The Glass Menagerie is the play that launched Tennessee Williams’ career, making him a playwrighting star, it’s fitting then that this latest revival, at the Duke of York’s Theatre comes with actual star power, in the form of Golden Globe winning, six time Academy Award Nominee Amy Adams. Add in the directing talents of Jeremy Herrin and you’d be forgiven for thinking what could possibly go wrong?
This semi-autobiographical work is always billed as a memory-play, our narrator (Paul Hilton) tells us so in the opening monologue and cautions the audience that not everything we see actually happened. Hilton plays the older Tom Wingfield, with the younger version playing a pivotal role in the main thrust of the action.
In a rundown apartment in St. Louis, Amanda Wingfield remembers better days in the Deep South, when the family had servants and she was inundated with ‘gentleman callers’. Times have changed, her husband has run off, and son Tom works in a local factory to help make ends meet.
Amanda is most concerned about her daughter; painfully shy Laura has already dropped out of school and secretarial college, spending her days alone polishing her collection of glass figurines. Laura’s bashfulness is not helped by the limp she’s been left with following an illness, and Amanda encourages Tom to bring a friend, Jim O’Connor, home as a Gentleman Caller for Laura.

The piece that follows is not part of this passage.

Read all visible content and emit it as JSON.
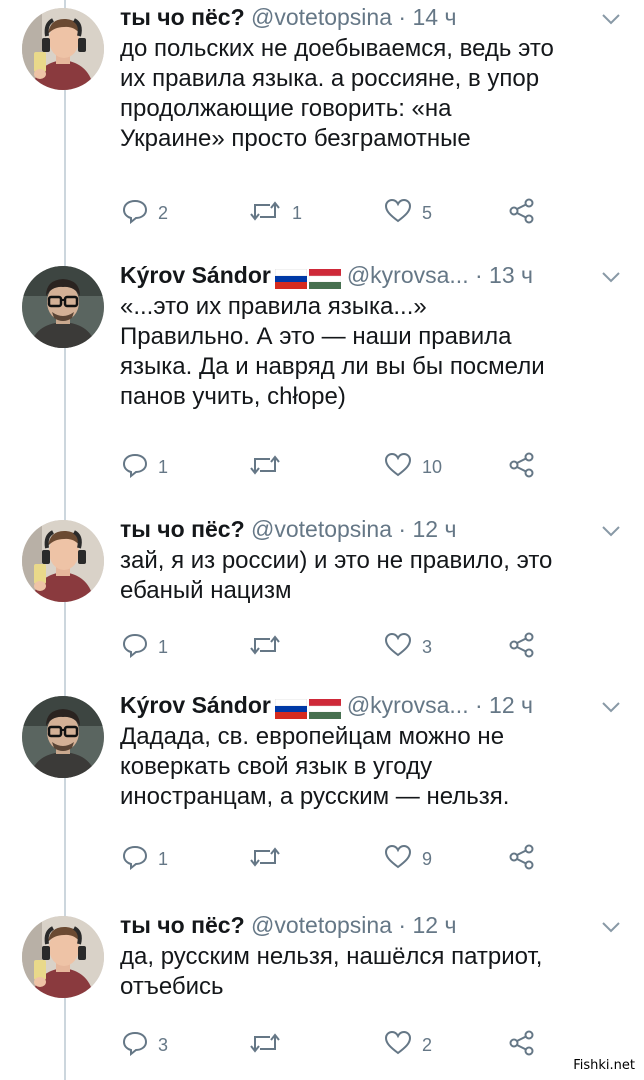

Unsurprisingly, Amy Adams delivers a strong performance in the role, but there’s definitely a sense she’s been mis-cast. In this production there’s no real hint of Amanda being a faded and embittered former beauty, and Adams struggles to convince us that this is an overpowering matriarch, a construct so very crucial to the plot.
Tom Glynn-Carney is suitably angst-ridden as the younger Tom, the sense of his claustrophobia is palpable as is the love he feels for his sister. Lizzie Annis makes a stunning professional stage debut, perfectly capturing the total anxiety felt by the character, and the scenes between Annis and Victor Alli, as the Gentleman Caller Jim O’Connor, are the most impressive of the night.
If anyone saw John Tiffany’s beautifully magical production of the play in the very same theatre in 2017, they’ll be disappointed to find Herrin’s production seems to have done its upmost to be different. The rather odd staging looks as if the entire rehearsal room has been lifted directly on to the Duke of York’s stage, a mess of clutter on the periphery with a black box on which the actors perform.
The only piece of ‘scenery’ that gives any indication that you’re watching The Glass Menagerie, is the cabinet housing Laura’s collection of figurines. The cabinet feels disproportionately large, overbearing and threatens to become the star of the show itself. Above the stage a large screen displays film noir type projections, if you’re lucky you might just make out a fire escape (when the characters are supposed to be on a fire escape) otherwise it appears to serve no useful purpose.
‘Memory takes a lot of poetic license’ said Tennesee Williams, but that seems to have led to some pretty odd staging decisions; it’s set over two time periods, but it never seems to establish what those are, music and costumes never seem to fit, so when Amanda appears in the gown she wore as a teenager it doesn’t have the effect it’s supposed to have.
All in all, the impressive cast outshine this bland revival. Where previous productions of The Glass Menagerie have created a sense of magic and wonderment, this one seems to be relying on its star casting, and perhaps that’s the answer to where it has, in part, gone wrong.